Problem requirements: Look through the records, and wherever the string "CdtTot" turns up, copy out that line.

(Extracted records Opens)

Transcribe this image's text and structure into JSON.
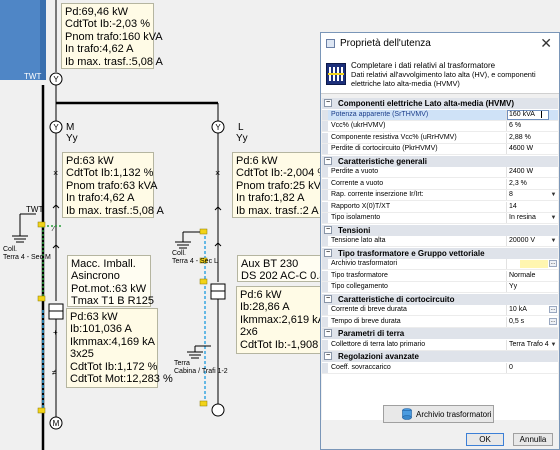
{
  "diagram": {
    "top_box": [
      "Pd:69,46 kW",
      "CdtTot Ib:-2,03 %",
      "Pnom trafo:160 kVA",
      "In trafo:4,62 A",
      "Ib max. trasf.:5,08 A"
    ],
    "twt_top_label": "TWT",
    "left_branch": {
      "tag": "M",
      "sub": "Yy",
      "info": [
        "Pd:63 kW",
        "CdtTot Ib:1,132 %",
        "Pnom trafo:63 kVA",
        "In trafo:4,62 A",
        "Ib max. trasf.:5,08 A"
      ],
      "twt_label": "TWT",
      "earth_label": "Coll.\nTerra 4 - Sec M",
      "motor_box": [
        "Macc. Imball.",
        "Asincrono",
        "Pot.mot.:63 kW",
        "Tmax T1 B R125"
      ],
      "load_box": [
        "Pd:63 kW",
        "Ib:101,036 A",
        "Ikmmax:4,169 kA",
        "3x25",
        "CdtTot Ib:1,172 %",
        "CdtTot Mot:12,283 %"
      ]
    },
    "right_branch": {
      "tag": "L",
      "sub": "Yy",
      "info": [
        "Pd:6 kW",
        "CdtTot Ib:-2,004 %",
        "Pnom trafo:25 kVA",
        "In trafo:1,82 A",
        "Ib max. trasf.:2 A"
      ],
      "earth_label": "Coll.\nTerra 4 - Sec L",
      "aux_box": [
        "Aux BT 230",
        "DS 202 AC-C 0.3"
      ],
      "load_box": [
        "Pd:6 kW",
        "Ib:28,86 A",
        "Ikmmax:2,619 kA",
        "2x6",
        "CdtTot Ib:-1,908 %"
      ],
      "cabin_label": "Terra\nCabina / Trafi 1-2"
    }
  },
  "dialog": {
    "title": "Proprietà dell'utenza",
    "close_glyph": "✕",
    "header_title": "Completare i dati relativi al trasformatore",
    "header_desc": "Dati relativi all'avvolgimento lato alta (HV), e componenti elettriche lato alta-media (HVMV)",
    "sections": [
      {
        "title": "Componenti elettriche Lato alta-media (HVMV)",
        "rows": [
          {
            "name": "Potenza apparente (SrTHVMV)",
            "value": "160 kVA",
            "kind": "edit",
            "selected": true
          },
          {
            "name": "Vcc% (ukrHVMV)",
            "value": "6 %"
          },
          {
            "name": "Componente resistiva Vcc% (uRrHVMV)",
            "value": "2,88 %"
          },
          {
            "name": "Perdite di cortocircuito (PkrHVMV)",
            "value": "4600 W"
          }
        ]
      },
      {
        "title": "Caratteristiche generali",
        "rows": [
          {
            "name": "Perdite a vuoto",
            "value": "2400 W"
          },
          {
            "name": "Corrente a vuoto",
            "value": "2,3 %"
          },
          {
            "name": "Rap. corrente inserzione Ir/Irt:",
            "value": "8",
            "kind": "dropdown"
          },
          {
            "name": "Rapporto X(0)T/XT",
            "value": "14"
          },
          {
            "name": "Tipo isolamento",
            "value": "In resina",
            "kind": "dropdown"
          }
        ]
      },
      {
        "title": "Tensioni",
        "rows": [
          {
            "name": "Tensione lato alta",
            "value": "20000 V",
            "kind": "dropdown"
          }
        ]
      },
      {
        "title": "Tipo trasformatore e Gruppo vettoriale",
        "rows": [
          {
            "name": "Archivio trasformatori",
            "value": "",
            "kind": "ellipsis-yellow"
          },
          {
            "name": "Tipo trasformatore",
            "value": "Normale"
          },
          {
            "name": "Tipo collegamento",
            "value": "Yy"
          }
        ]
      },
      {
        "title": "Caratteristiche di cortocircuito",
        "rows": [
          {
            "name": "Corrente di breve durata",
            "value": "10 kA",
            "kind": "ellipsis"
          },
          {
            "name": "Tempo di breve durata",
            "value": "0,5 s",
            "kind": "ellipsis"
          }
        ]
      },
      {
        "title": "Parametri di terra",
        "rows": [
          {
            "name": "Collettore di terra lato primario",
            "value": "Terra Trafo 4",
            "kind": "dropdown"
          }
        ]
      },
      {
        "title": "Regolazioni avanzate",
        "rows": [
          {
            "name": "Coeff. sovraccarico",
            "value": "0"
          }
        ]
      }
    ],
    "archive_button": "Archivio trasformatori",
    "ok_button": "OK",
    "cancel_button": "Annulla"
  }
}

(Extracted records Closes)

Expected answer:
      "CdtTot Ib:-2,03 %",
        "CdtTot Ib:1,132 %",
        "CdtTot Ib:1,172 %",
        "CdtTot Mot:12,283 %"
        "CdtTot Ib:-2,004 %",
        "CdtTot Ib:-1,908 %"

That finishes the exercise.